TO DO: Each of the lines from the one that contains "Give me the" to the end of the entries below should be output exactly.

GIVEN RECORDS:
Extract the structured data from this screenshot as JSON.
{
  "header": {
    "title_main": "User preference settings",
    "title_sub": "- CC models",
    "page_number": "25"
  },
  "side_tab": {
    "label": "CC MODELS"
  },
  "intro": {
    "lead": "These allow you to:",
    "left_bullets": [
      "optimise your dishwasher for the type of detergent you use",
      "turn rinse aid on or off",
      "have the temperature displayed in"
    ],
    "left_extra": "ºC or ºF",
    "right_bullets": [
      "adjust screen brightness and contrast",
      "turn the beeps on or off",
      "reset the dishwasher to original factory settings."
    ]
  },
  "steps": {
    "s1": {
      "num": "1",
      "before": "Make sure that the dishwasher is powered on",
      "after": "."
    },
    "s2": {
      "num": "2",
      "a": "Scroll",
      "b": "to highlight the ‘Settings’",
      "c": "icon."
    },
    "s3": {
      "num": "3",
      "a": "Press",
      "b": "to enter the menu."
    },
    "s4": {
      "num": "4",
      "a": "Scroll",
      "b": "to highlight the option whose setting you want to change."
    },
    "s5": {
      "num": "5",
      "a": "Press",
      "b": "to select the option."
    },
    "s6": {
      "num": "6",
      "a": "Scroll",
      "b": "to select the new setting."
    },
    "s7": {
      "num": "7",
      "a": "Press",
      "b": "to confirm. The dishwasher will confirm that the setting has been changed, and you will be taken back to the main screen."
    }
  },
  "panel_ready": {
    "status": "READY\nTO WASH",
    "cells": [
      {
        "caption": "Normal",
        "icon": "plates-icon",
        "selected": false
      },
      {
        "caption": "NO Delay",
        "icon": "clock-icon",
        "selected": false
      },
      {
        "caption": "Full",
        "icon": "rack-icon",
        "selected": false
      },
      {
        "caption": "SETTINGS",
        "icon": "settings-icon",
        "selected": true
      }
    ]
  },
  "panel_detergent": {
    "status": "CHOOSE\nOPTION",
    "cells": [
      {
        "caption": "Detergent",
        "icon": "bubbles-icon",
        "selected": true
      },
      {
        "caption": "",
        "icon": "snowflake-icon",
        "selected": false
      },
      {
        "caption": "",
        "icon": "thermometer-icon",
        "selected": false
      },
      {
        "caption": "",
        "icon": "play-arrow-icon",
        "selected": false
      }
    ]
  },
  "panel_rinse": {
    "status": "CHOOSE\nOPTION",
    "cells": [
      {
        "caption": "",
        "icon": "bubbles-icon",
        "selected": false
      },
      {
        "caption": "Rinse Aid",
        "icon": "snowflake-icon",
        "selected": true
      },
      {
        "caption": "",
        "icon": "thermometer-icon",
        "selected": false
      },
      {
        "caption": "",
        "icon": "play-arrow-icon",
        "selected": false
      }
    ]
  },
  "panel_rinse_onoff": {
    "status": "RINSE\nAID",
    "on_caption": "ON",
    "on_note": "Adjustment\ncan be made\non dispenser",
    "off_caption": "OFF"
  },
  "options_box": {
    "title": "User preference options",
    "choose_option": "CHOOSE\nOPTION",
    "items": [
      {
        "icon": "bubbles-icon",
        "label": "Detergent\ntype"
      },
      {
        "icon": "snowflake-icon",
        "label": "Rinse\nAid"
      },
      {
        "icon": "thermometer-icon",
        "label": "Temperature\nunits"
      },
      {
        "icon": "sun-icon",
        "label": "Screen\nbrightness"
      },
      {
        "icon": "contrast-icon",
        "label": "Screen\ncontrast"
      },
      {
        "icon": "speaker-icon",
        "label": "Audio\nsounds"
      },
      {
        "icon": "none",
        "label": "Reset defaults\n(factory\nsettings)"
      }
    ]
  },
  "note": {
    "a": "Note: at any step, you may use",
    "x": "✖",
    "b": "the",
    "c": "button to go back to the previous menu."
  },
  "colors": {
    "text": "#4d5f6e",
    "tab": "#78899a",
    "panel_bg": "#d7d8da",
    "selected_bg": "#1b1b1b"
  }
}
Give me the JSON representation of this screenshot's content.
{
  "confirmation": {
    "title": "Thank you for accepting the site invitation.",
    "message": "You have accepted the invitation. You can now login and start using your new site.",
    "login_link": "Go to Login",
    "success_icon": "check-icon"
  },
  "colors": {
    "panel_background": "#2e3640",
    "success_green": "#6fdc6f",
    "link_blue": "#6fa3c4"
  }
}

SOLUTION TO THE PROBLEM:
Give me the JSON representation of this screenshot's content.
{
  "confirmation": {
    "title": "Thank you for accepting the site invitation.",
    "message": "You have accepted the invitation. You can now login and start using your new site.",
    "login_link": "Go to Login",
    "success_icon": "check-icon"
  },
  "colors": {
    "panel_background": "#2e3640",
    "success_green": "#6fdc6f",
    "link_blue": "#6fa3c4"
  }
}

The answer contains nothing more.